Check every line of the data for the string "Report" and copy the ones that have it.

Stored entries
· · ·

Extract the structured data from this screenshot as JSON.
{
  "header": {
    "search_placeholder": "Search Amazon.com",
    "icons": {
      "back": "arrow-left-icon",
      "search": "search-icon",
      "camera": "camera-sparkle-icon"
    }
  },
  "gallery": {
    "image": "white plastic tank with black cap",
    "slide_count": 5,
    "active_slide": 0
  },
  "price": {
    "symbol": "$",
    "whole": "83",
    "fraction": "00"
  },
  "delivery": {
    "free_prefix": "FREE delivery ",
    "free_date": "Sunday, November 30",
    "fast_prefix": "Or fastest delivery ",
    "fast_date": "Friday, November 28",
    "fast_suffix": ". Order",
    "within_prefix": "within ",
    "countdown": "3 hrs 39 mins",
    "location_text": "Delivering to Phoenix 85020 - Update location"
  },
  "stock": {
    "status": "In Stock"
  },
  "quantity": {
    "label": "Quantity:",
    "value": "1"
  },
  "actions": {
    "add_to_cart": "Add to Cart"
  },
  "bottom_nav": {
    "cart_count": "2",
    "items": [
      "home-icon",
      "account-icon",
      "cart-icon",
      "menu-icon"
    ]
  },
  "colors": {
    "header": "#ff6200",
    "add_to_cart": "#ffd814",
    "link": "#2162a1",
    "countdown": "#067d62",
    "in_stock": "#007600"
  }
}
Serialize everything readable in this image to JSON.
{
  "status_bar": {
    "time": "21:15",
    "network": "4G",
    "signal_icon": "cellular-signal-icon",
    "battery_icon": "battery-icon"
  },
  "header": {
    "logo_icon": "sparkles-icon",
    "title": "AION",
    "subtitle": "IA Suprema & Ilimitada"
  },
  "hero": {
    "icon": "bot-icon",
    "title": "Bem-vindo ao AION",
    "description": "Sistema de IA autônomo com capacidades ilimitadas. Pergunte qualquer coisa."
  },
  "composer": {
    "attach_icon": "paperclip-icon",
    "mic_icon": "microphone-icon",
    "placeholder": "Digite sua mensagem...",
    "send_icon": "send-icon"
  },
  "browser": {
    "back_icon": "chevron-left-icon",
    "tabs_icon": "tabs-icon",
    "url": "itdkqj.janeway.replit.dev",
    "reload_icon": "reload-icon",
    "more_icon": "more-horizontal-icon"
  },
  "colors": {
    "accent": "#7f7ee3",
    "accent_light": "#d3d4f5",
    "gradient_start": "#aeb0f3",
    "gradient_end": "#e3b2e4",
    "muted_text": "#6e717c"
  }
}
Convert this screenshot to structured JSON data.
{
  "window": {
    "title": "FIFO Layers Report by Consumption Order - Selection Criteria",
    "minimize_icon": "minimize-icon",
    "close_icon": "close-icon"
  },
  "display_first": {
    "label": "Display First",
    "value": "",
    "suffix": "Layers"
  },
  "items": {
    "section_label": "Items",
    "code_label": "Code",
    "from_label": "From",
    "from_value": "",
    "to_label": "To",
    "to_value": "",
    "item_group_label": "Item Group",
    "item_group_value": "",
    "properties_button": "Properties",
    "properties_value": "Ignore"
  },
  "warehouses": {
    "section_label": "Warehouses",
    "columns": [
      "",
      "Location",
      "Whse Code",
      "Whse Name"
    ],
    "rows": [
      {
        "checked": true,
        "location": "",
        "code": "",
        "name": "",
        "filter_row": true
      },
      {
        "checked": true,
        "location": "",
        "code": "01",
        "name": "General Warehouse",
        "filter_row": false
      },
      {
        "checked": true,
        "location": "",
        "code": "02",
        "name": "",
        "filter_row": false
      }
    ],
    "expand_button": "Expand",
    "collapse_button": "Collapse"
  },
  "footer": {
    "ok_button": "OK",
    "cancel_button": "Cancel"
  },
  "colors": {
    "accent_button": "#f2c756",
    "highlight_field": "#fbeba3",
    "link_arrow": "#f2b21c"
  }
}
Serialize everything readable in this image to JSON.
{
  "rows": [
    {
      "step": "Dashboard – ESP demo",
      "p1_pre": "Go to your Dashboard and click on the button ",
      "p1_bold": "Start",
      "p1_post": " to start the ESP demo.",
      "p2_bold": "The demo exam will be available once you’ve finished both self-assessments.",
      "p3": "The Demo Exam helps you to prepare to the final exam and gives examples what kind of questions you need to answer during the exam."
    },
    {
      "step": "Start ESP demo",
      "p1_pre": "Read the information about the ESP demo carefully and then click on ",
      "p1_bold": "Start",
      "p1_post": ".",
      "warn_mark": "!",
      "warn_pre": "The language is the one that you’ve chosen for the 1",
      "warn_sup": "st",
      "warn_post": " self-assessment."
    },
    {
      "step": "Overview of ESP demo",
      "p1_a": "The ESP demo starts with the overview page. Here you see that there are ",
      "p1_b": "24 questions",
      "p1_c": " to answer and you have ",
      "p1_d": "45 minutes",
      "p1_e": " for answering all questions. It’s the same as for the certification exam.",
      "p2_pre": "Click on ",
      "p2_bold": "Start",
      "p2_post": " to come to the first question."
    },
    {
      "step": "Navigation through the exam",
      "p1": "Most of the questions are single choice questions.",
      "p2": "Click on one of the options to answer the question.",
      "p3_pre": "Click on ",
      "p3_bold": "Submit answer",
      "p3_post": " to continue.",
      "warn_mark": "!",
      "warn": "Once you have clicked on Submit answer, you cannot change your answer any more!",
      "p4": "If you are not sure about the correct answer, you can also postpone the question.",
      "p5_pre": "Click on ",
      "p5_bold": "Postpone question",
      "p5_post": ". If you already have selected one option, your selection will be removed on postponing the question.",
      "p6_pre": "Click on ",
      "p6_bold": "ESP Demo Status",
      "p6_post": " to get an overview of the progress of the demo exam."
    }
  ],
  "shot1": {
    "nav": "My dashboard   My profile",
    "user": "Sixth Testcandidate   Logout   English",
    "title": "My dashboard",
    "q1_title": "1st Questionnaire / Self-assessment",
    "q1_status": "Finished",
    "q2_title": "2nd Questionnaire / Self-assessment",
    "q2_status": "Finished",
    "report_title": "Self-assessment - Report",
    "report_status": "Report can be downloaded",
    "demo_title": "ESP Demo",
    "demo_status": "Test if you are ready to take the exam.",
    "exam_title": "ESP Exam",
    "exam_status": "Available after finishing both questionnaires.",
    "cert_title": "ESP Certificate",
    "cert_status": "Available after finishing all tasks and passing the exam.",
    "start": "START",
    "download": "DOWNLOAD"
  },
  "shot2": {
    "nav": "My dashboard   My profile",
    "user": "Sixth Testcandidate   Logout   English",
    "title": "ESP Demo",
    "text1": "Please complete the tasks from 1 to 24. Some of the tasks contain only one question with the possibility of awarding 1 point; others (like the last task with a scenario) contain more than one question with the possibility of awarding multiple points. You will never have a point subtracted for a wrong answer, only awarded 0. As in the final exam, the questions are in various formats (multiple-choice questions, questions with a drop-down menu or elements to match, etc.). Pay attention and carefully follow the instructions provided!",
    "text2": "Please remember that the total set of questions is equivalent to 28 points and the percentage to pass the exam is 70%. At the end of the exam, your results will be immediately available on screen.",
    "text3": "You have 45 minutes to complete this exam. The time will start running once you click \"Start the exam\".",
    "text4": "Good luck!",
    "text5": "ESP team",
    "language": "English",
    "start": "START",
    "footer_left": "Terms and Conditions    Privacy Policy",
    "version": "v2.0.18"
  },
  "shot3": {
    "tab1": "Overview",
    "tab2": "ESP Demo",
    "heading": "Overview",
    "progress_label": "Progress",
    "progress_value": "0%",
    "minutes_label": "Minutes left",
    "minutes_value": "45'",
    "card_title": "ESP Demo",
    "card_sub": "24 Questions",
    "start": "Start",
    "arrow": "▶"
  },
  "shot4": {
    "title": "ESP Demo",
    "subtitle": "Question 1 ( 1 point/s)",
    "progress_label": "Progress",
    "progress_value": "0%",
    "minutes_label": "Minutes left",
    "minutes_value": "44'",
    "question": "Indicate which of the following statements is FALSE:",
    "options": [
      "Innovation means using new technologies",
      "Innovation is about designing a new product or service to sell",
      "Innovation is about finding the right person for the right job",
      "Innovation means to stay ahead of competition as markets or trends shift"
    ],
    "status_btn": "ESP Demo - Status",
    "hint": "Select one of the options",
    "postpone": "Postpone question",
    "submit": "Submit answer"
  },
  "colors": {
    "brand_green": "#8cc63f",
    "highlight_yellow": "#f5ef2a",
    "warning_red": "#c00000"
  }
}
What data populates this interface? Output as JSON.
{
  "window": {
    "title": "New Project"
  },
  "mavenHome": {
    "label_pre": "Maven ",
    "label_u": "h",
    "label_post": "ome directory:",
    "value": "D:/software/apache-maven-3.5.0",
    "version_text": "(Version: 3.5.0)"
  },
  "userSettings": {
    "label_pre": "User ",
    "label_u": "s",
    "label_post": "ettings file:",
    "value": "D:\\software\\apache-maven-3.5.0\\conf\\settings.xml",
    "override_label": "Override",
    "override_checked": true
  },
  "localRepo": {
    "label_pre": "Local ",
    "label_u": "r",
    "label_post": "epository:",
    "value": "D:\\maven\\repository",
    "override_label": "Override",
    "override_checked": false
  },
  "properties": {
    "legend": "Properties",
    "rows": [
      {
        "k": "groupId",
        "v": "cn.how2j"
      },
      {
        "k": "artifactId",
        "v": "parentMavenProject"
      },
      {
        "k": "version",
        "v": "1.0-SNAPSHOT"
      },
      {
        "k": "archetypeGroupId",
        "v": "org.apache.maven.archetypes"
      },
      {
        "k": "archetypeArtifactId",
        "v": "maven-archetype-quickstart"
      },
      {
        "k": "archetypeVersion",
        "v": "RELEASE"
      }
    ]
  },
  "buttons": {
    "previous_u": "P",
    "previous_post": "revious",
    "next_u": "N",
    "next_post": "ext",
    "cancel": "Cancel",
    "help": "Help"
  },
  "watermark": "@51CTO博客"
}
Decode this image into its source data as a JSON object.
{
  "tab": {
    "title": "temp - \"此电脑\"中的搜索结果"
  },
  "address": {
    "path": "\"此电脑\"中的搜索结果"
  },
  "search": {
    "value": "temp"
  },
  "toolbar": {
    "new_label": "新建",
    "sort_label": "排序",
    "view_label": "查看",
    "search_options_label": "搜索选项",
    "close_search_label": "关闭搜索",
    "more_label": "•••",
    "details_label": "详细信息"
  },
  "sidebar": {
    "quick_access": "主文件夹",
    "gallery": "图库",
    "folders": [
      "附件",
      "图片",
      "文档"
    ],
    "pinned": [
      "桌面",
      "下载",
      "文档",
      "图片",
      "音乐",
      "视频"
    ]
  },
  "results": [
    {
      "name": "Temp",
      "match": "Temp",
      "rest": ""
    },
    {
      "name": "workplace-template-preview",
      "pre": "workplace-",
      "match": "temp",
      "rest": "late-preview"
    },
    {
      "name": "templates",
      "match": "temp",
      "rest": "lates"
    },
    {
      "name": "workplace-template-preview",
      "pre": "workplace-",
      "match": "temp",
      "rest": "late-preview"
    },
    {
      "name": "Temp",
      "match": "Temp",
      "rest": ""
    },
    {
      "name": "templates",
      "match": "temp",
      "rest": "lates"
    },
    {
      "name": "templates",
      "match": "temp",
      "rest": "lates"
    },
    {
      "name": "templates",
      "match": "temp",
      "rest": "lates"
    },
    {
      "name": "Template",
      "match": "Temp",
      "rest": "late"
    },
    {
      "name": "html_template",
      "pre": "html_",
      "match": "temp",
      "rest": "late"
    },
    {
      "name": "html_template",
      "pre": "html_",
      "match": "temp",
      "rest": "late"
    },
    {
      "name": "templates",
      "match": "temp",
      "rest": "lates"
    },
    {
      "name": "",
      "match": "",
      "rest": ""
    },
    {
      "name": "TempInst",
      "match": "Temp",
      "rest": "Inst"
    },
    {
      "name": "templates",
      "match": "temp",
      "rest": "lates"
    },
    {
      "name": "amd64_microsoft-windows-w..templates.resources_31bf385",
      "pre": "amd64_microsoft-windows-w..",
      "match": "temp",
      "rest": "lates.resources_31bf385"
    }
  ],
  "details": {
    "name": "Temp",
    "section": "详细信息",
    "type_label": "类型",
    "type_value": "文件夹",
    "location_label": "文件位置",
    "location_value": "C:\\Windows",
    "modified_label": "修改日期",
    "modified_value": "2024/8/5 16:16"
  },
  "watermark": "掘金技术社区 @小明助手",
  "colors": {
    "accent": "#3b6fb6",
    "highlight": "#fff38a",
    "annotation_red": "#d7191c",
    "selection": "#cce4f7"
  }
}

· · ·

Result below -
    "title": "FIFO Layers Report by Consumption Order - Selection Criteria",
    "report_title": "Self-assessment - Report",
    "report_status": "Report can be downloaded",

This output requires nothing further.